Task item –
When you spot the word "mustUnderstand" in a line of the data below, copy that line.

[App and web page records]
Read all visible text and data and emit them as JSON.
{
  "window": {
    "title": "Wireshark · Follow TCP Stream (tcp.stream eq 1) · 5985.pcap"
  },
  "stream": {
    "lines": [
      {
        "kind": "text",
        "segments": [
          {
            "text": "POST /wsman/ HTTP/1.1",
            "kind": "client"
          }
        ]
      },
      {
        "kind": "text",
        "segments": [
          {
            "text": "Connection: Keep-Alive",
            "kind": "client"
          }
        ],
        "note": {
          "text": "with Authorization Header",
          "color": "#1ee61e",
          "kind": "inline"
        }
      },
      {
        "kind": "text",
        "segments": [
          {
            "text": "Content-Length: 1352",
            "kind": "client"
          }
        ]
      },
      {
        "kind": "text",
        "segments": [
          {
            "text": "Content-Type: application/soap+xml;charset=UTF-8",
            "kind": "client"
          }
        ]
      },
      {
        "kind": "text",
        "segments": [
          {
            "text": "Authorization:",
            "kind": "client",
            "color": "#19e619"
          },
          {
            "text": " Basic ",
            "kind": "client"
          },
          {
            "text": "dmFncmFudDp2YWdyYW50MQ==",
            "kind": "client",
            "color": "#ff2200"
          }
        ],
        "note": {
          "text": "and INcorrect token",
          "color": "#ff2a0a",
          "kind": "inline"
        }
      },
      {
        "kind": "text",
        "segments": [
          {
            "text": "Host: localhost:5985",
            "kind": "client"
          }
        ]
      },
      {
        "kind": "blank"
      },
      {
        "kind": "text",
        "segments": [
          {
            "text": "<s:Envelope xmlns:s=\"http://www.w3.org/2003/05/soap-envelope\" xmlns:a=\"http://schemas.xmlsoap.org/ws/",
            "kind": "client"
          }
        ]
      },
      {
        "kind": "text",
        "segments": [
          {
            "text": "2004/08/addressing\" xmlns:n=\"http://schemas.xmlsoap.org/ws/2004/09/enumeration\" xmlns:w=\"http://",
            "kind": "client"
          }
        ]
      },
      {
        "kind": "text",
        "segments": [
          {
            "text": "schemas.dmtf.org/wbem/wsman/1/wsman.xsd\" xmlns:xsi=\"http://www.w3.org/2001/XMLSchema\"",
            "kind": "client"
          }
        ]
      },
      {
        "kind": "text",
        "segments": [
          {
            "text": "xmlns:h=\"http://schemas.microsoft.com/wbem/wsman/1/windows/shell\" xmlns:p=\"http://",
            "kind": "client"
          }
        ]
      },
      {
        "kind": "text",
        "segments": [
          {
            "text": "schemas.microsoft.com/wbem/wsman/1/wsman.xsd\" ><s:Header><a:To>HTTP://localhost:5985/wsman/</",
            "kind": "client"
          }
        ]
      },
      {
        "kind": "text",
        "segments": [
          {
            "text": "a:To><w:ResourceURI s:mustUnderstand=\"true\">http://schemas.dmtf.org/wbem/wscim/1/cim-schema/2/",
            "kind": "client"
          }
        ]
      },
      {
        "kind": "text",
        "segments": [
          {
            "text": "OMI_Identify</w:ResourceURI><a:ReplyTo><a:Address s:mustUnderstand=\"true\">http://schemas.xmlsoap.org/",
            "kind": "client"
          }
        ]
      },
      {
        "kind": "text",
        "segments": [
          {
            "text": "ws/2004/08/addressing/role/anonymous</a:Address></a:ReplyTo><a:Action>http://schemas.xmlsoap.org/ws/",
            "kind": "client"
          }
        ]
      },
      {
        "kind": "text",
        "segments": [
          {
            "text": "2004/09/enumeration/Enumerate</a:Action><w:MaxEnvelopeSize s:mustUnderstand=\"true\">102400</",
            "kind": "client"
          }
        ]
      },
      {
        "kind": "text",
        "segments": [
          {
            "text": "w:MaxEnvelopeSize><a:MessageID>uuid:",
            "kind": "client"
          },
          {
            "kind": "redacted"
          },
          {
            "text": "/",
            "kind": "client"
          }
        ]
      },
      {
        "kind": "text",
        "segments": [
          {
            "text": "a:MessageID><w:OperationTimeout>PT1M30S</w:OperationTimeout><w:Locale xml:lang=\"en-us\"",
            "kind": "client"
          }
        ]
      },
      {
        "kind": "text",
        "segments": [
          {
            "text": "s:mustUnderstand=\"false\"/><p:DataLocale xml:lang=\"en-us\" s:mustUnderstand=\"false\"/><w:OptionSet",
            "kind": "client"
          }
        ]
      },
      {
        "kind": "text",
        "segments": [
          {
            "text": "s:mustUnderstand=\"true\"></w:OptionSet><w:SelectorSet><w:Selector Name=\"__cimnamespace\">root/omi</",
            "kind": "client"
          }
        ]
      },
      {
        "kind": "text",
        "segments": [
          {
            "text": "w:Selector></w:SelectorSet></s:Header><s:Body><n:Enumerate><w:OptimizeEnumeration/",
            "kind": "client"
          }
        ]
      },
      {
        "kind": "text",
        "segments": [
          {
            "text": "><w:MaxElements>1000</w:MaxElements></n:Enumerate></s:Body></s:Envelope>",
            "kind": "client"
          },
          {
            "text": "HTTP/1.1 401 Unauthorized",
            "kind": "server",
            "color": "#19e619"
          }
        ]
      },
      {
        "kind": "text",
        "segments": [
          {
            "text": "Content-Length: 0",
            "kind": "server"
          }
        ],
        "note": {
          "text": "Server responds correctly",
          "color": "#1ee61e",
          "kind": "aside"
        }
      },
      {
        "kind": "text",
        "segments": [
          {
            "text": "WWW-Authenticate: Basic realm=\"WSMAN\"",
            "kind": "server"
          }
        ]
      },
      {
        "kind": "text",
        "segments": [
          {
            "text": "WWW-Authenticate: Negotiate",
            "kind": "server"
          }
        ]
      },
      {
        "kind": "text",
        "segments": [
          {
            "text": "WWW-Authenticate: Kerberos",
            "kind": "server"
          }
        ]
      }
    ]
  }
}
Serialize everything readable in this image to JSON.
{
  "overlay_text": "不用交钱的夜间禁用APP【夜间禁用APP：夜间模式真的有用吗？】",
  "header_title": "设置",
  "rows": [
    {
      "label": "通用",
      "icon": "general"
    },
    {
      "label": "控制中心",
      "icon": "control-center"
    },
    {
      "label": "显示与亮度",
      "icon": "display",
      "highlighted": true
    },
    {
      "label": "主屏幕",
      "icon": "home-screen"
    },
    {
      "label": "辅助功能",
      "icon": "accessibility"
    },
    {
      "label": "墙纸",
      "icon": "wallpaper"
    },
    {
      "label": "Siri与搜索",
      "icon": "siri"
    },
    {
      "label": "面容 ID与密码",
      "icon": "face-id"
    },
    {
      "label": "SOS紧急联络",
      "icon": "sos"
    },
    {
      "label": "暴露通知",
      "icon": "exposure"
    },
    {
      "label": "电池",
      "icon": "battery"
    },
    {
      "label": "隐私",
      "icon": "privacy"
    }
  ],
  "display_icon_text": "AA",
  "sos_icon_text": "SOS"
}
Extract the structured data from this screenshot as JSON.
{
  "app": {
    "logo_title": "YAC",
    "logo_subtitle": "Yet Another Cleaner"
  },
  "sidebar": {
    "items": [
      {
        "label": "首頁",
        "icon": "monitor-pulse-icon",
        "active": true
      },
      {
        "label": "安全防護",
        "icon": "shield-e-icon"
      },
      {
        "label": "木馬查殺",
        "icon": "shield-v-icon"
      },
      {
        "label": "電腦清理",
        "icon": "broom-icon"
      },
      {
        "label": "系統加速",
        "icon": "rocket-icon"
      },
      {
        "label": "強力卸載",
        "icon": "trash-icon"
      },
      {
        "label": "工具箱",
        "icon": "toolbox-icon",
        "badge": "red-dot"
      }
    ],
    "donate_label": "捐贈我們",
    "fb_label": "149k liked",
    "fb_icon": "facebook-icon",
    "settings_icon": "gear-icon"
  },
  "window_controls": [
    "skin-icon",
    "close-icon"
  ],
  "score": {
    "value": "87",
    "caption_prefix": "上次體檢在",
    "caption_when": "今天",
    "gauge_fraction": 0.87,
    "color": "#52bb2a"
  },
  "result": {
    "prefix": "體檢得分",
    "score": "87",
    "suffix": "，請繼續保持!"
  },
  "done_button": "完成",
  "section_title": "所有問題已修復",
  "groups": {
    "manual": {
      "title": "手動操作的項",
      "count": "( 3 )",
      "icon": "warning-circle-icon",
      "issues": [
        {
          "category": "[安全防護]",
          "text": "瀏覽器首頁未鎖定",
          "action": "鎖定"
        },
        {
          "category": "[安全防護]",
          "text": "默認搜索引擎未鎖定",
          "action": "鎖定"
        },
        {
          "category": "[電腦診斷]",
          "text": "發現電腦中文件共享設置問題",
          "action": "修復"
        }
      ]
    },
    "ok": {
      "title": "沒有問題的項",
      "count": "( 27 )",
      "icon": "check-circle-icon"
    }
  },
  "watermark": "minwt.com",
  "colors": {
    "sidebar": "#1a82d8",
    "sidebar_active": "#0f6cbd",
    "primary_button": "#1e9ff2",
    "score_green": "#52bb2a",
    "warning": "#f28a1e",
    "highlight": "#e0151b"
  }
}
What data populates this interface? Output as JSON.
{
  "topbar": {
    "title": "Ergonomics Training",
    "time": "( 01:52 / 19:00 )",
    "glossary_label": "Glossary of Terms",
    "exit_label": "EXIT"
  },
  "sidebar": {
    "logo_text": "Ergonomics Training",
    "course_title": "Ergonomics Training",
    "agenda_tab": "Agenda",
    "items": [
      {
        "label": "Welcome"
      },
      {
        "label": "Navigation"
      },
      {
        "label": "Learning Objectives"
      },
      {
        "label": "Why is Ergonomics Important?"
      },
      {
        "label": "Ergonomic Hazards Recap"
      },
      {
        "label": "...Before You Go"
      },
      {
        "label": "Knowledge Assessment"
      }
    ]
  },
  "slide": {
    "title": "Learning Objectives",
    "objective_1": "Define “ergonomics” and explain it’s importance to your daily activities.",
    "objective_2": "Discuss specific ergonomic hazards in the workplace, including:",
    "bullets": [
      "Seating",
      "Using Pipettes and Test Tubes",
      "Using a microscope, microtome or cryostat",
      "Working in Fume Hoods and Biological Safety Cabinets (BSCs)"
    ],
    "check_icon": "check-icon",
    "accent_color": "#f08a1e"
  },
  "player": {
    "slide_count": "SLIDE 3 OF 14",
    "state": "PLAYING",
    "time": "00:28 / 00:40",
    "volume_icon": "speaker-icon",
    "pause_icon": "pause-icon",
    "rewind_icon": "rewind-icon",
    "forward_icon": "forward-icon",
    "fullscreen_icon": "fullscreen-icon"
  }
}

Output below –
            "text": "a:To><w:ResourceURI s:mustUnderstand=\"true\">http://schemas.dmtf.org/wbem/wscim/1/cim-schema/2/",
            "text": "OMI_Identify</w:ResourceURI><a:ReplyTo><a:Address s:mustUnderstand=\"true\">http://schemas.xmlsoap.org/",
            "text": "2004/09/enumeration/Enumerate</a:Action><w:MaxEnvelopeSize s:mustUnderstand=\"true\">102400</",
            "text": "s:mustUnderstand=\"false\"/><p:DataLocale xml:lang=\"en-us\" s:mustUnderstand=\"false\"/><w:OptionSet",
            "text": "s:mustUnderstand=\"true\"></w:OptionSet><w:SelectorSet><w:Selector Name=\"__cimnamespace\">root/omi</",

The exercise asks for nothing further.